──────── Extracted records ────────
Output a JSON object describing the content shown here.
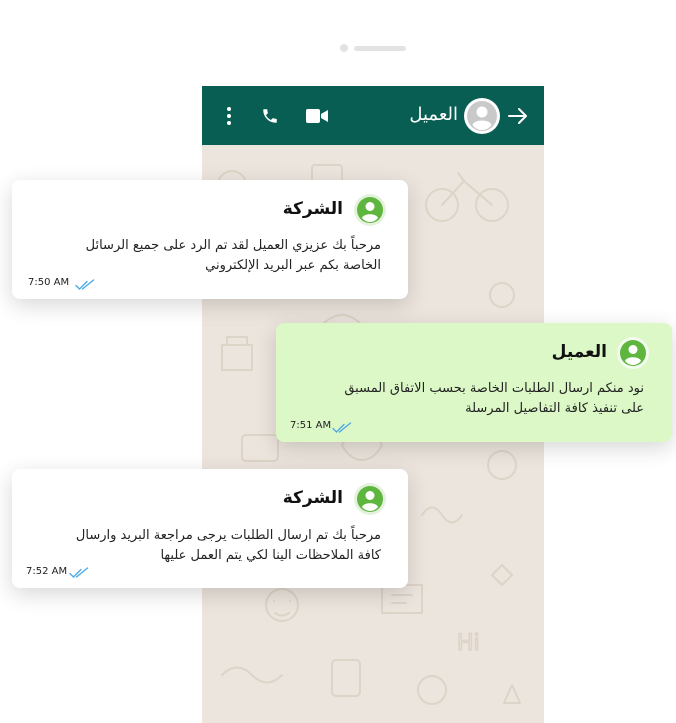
{
  "header": {
    "contact_name": "العميل",
    "icons": [
      "back-arrow-icon",
      "contact-avatar-icon",
      "video-call-icon",
      "voice-call-icon",
      "more-options-icon"
    ]
  },
  "messages": [
    {
      "sender": "الشركة",
      "line1": "مرحباً بك عزيزي العميل لقد تم الرد على جميع الرسائل",
      "line2": "الخاصة بكم عبر البريد  الإلكتروني",
      "time": "7:50 AM",
      "status": "read"
    },
    {
      "sender": "العميل",
      "line1": "نود منكم ارسال الطلبات الخاصة بحسب الاتفاق المسبق",
      "line2": "على تنفيذ كافة التفاصيل المرسلة",
      "time": "7:51 AM",
      "status": "read"
    },
    {
      "sender": "الشركة",
      "line1": "مرحباً بك تم ارسال الطلبات يرجى مراجعة البريد وارسال",
      "line2": "كافة الملاحظات الينا لكي يتم العمل عليها",
      "time": "7:52 AM",
      "status": "read"
    }
  ],
  "colors": {
    "header_bg": "#095e54",
    "chat_bg": "#ece5dd",
    "incoming_bubble": "#ffffff",
    "outgoing_bubble": "#dbf8c6",
    "avatar_green": "#5fb63f",
    "read_ticks": "#4fa9e6"
  }
}
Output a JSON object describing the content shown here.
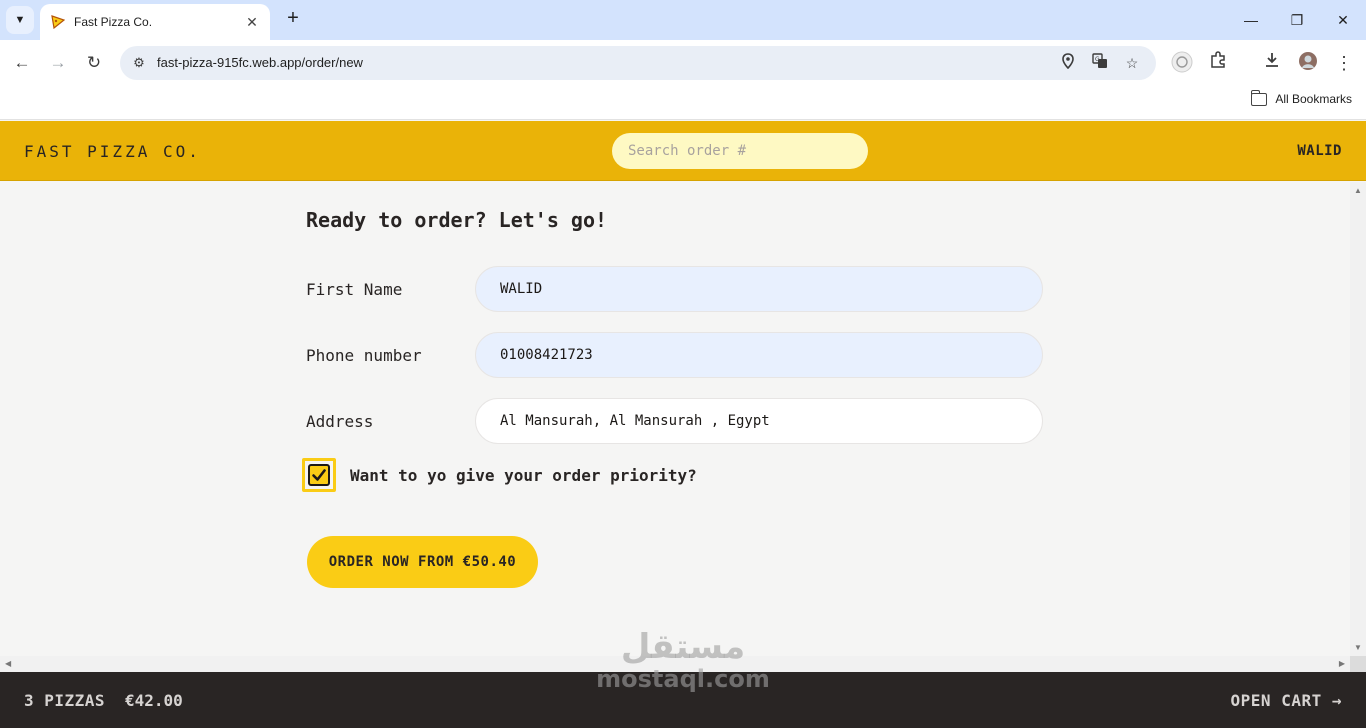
{
  "browser": {
    "tab_title": "Fast Pizza Co.",
    "url": "fast-pizza-915fc.web.app/order/new",
    "bookmarks_label": "All Bookmarks"
  },
  "header": {
    "logo": "FAST PIZZA CO.",
    "search_placeholder": "Search order #",
    "username": "WALID"
  },
  "form": {
    "title": "Ready to order? Let's go!",
    "first_name_label": "First Name",
    "first_name_value": "WALID",
    "phone_label": "Phone number",
    "phone_value": "01008421723",
    "address_label": "Address",
    "address_value": "Al Mansurah, Al Mansurah , Egypt",
    "priority_label": "Want to yo give your order priority?",
    "priority_checked": true,
    "submit_label": "ORDER NOW FROM €50.40"
  },
  "cart": {
    "count": "3 PIZZAS",
    "total": "€42.00",
    "open_label": "OPEN CART →"
  },
  "watermark": {
    "arabic": "مستقل",
    "latin": "mostaql.com"
  },
  "colors": {
    "header_bg": "#eab308",
    "accent": "#facc15",
    "cart_bg": "#292524"
  }
}
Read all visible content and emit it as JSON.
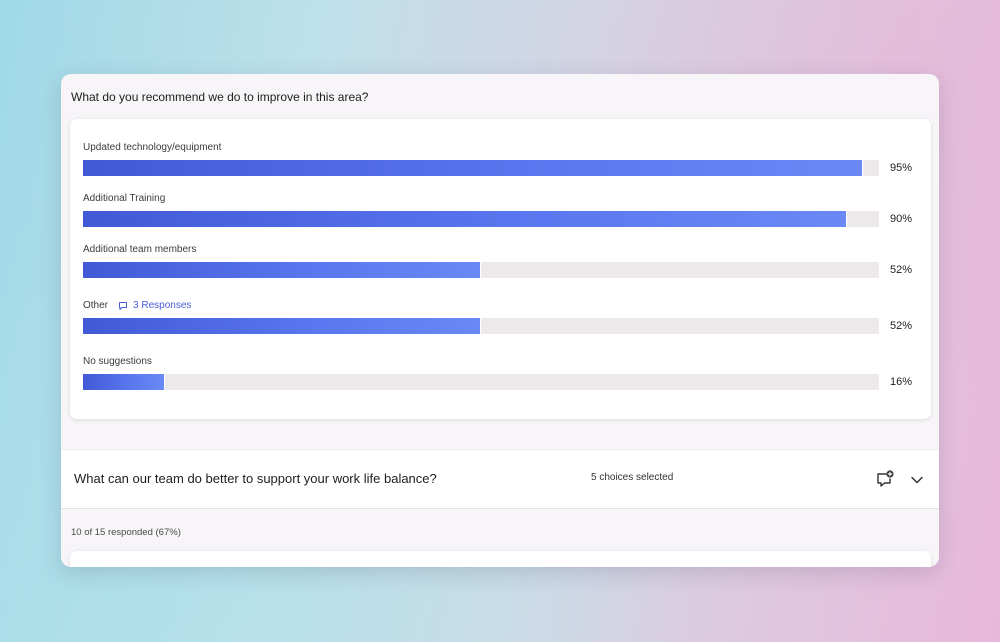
{
  "question1": {
    "title": "What do you recommend we do to improve in this area?",
    "options": [
      {
        "label": "Updated technology/equipment",
        "percent": 95,
        "percent_label": "95%",
        "fill": 0.98
      },
      {
        "label": "Additional Training",
        "percent": 90,
        "percent_label": "90%",
        "fill": 0.96
      },
      {
        "label": "Additional team members",
        "percent": 52,
        "percent_label": "52%",
        "fill": 0.5
      },
      {
        "label": "Other",
        "percent": 52,
        "percent_label": "52%",
        "fill": 0.5,
        "responses_link": "3 Responses"
      },
      {
        "label": "No suggestions",
        "percent": 16,
        "percent_label": "16%",
        "fill": 0.103
      }
    ]
  },
  "question2": {
    "title": "What can our team do better to support your work life balance?",
    "choices_selected": "5 choices selected",
    "icons": {
      "comment": "comment-add-icon",
      "expand": "chevron-down-icon"
    }
  },
  "responded": "10 of 15 responded (67%)",
  "colors": {
    "bar_fill": "#4f6be3",
    "bar_track": "#ede9ea",
    "link": "#4a5bd6"
  }
}
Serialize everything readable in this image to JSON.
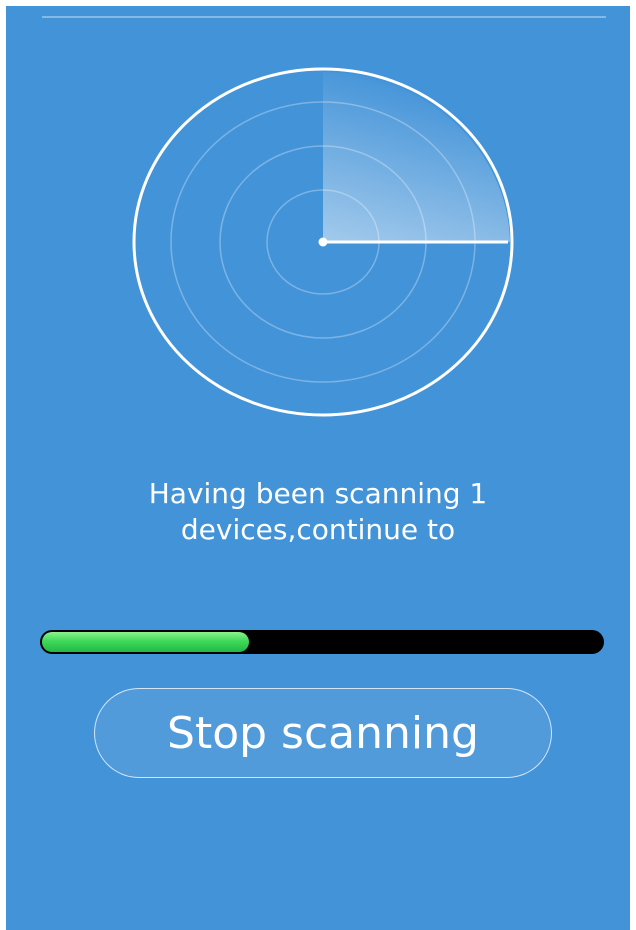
{
  "scan": {
    "status_text": "Having been scanning 1 devices,continue to",
    "progress": 0.37
  },
  "actions": {
    "stop_label": "Stop scanning"
  },
  "colors": {
    "background": "#4393d8",
    "progress_track": "#000000",
    "progress_fill": "#3fd95a",
    "text": "#ffffff"
  },
  "icons": {
    "radar": "radar-sweep-icon"
  }
}
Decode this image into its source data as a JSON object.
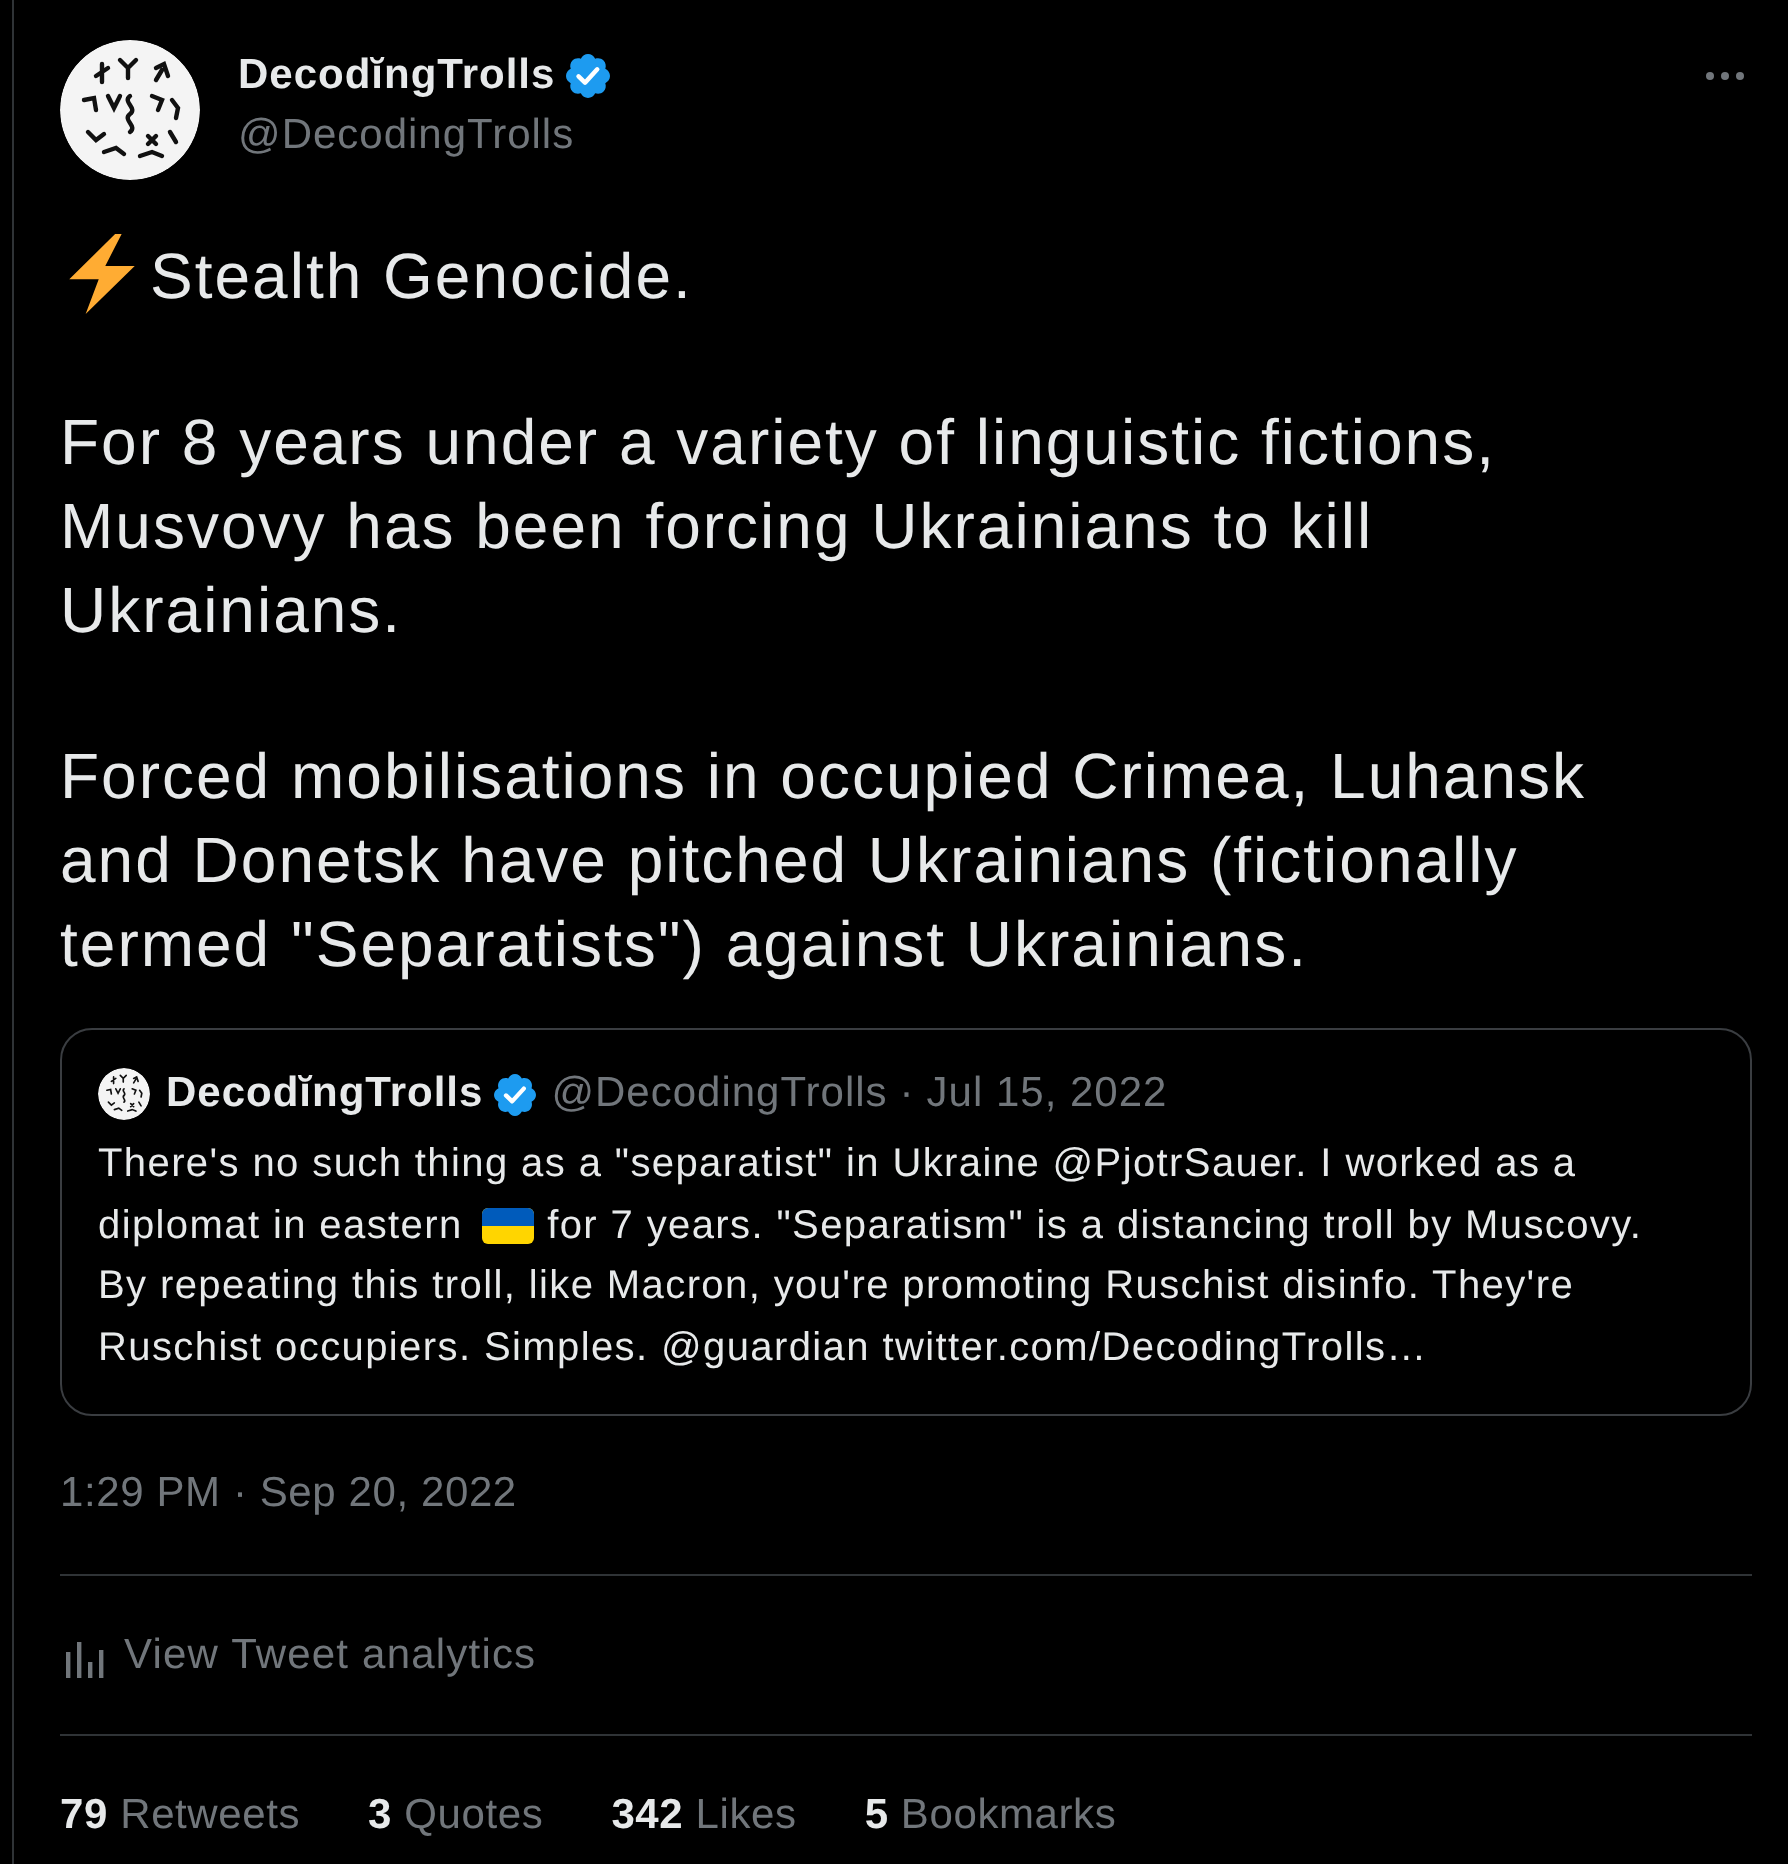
{
  "author": {
    "display_name": "DecodĭngTrolls",
    "handle": "@DecodingTrolls",
    "verified": true
  },
  "tweet": {
    "paragraphs": [
      {
        "kind": "icon_lead",
        "text": "Stealth Genocide."
      },
      {
        "kind": "plain",
        "text": "For 8 years under a variety of linguistic fictions, Musvovy has been forcing Ukrainians to kill Ukrainians."
      },
      {
        "kind": "plain",
        "text": "Forced mobilisations in occupied Crimea, Luhansk and Donetsk have pitched Ukrainians (fictionally termed \"Separatists\") against Ukrainians."
      }
    ]
  },
  "quote": {
    "display_name": "DecodĭngTrolls",
    "verified": true,
    "handle": "@DecodingTrolls",
    "separator": "·",
    "date": "Jul 15, 2022",
    "text_rows": [
      [
        "There's no such thing as a \"separatist\" in Ukraine @PjotrSauer. I worked as a"
      ],
      [
        "diplomat in eastern",
        "for 7 years. \"Separatism\" is a distancing troll by Muscovy."
      ],
      [
        "By repeating this troll, like Macron, you're promoting Ruschist disinfo. They're Ruschist occupiers. Simples. @guardian twitter.com/DecodingTrolls…"
      ]
    ]
  },
  "timestamp": "1:29 PM · Sep 20, 2022",
  "analytics": {
    "label": "View Tweet analytics"
  },
  "stats": [
    {
      "count": "79",
      "label": "Retweets"
    },
    {
      "count": "3",
      "label": "Quotes"
    },
    {
      "count": "342",
      "label": "Likes"
    },
    {
      "count": "5",
      "label": "Bookmarks"
    }
  ]
}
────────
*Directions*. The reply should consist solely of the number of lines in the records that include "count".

*Solution to this exercise*. 5